Extracted records:
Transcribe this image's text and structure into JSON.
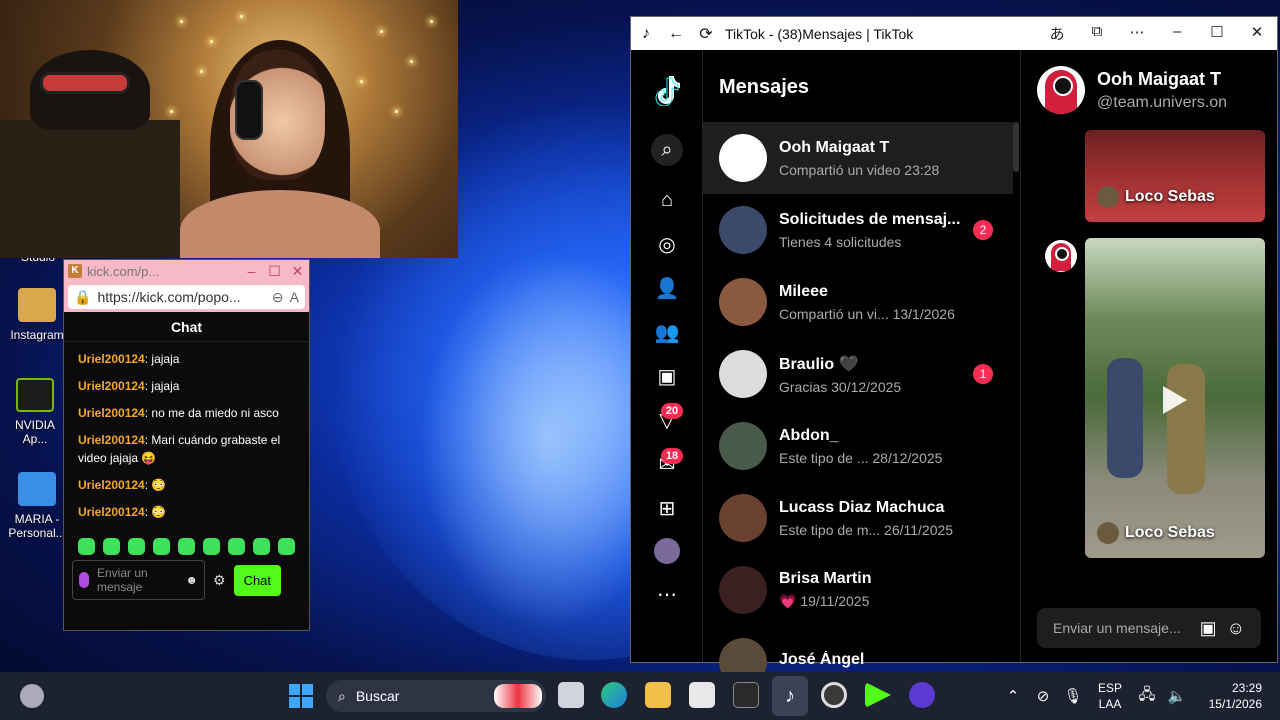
{
  "desktop": {
    "icons": [
      {
        "label": "Studio"
      },
      {
        "label": "Instagram"
      },
      {
        "label": "NVIDIA Ap..."
      },
      {
        "label": "MARIA - Personal..."
      }
    ]
  },
  "kick": {
    "tab_title": "kick.com/p...",
    "url": "https://kick.com/popo...",
    "chat_heading": "Chat",
    "messages": [
      {
        "user": "Uriel200124",
        "text": ": jajaja"
      },
      {
        "user": "Uriel200124",
        "text": ": jajaja"
      },
      {
        "user": "Uriel200124",
        "text": ": no me da miedo ni asco"
      },
      {
        "user": "Uriel200124",
        "text": ": Mari cuándo grabaste el video jajaja 😝"
      },
      {
        "user": "Uriel200124",
        "text": ": 😳"
      },
      {
        "user": "Uriel200124",
        "text": ": 😳"
      }
    ],
    "input_placeholder": "Enviar un mensaje",
    "send_label": "Chat"
  },
  "tiktok": {
    "window_title": "TikTok - (38)Mensajes | TikTok",
    "heading": "Mensajes",
    "rail_badges": {
      "activity": "20",
      "inbox": "18"
    },
    "conversations": [
      {
        "name": "Ooh Maigaat T",
        "sub": "Compartió un video 23:28",
        "count": "",
        "avatar_color": "#ffffff"
      },
      {
        "name": "Solicitudes de mensaj...",
        "sub": "Tienes 4 solicitudes",
        "count": "2",
        "avatar_color": "#3b4a6b"
      },
      {
        "name": "Mileee",
        "sub": "Compartió un vi...  13/1/2026",
        "count": "",
        "avatar_color": "#8a5a40"
      },
      {
        "name": "Braulio 🖤",
        "sub": "Gracias 30/12/2025",
        "count": "1",
        "avatar_color": "#dcdcdc"
      },
      {
        "name": "Abdon_",
        "sub": "Este tipo de ...    28/12/2025",
        "count": "",
        "avatar_color": "#4a5a4a"
      },
      {
        "name": "Lucass Diaz Machuca",
        "sub": "Este tipo de m... 26/11/2025",
        "count": "",
        "avatar_color": "#6a4030"
      },
      {
        "name": "Brisa Martin",
        "sub": "💗 19/11/2025",
        "count": "",
        "avatar_color": "#3a2020"
      },
      {
        "name": "José Ángel",
        "sub": "",
        "count": "",
        "avatar_color": "#5a4a3a"
      }
    ],
    "chat": {
      "name": "Ooh Maigaat T",
      "handle": "@team.univers.on",
      "videos": [
        {
          "caption": "Loco Sebas"
        },
        {
          "caption": "Loco Sebas"
        }
      ],
      "input_placeholder": "Enviar un mensaje..."
    }
  },
  "taskbar": {
    "search_label": "Buscar",
    "lang_top": "ESP",
    "lang_bottom": "LAA",
    "time": "23:29",
    "date": "15/1/2026"
  }
}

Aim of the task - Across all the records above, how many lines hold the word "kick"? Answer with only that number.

Your solution - 3